Thoroughbred Safety Coalition formed, improvements promised

Posted at 3:33 PM, Nov 19, 2019

LEXINGTON, Ky. (LEX 18) — Some of horse racing's biggest policy makers were at Keeneland today and they were promising change.

The policy makers told anyone willing to listen that this has been in the making for some time, and not simply a response to the 46 on-track equine deaths that took place in 2019 at Santa Anita Park in California and Lexington's Keeneland Racing.

The Thoroughbred Safety Coalition is going to make things safer for the athletes, and the horses who are also considered athletes, and transparency is going to be the key.

"The reforms are meaningful, and we're going to make sure the public knows what those reforms are, and how we're going about it," said Keeneland President Bill Thomason. "And we're going to be accountable."

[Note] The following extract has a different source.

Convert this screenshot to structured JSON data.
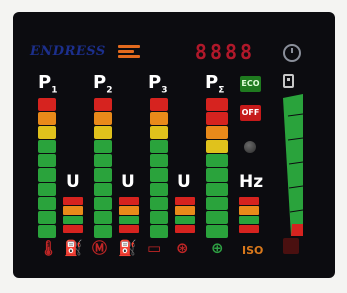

Thomason was joined at his home track by representatives from the Breeder's Cup, the New York Racing Association, Churchill Downs and others to announce the formation of this coalition, which will implement new policies covering the medical, operational and organizational levels of the industry.

"It became apparent, I think earlier this year, that we need to be doing more, and that's why we're here," said new Breeders' Cup President Drew Fleming.

Fleming said the coalition’s members are a unified front, and will not hope, but expect compliance from industry officials across the country. Non-compliance with any piece of reform, those currently listed, and others that could be added, will be met with penalties.

“[We] are committed to doing everything we can to gather all relevant information that we can, for real-time sharing for anyone who counts on us to take care of these athletes,” Thomason said during Tuesday's 45-minute press briefing on the initiatives.

Thomason also said the use of synthetic surfaces at Keeneland, and other tracks, could eventually be in play as they might prove to be a safer surface for stampeding thoroughbreds.

“We’ve already initiated significant research at our track, and with our surfaces,” he said.

According to the TSC, initiatives being implemented on the medical side include:

  • Increasing the withdrawal time for non-steroidal anti-inflammatory drugs to 48 hours before a race.
  • Prohibiting usage of multiple NSAID’s concurrently.
  • Increasing withdrawal of corticosteroids to 14 days before a race.
  • Elimination of concurrent usage of those corticosteroids.
  • Ban the use of bisphonsphonates on all horses in training/racing. Failure to adhere could result in a penalty of one year.

“This is not about economics,” said Fleming, “it’s about safety.”

It would be hard to argue that economics aren’t a factor when the American Horse Council estimates the sport generates roughly four billion dollars for Kentucky’s economy on a yearly basis. But every single member of this coalition will tell you that one equine death on the track is too many. Now they’ve come together in hopes of helping to reduce the number of fatalities, by a large number.

“This is all about our horses,” Thomason said. Fleming took it one step further.

“We have to get this right,” Fleming said.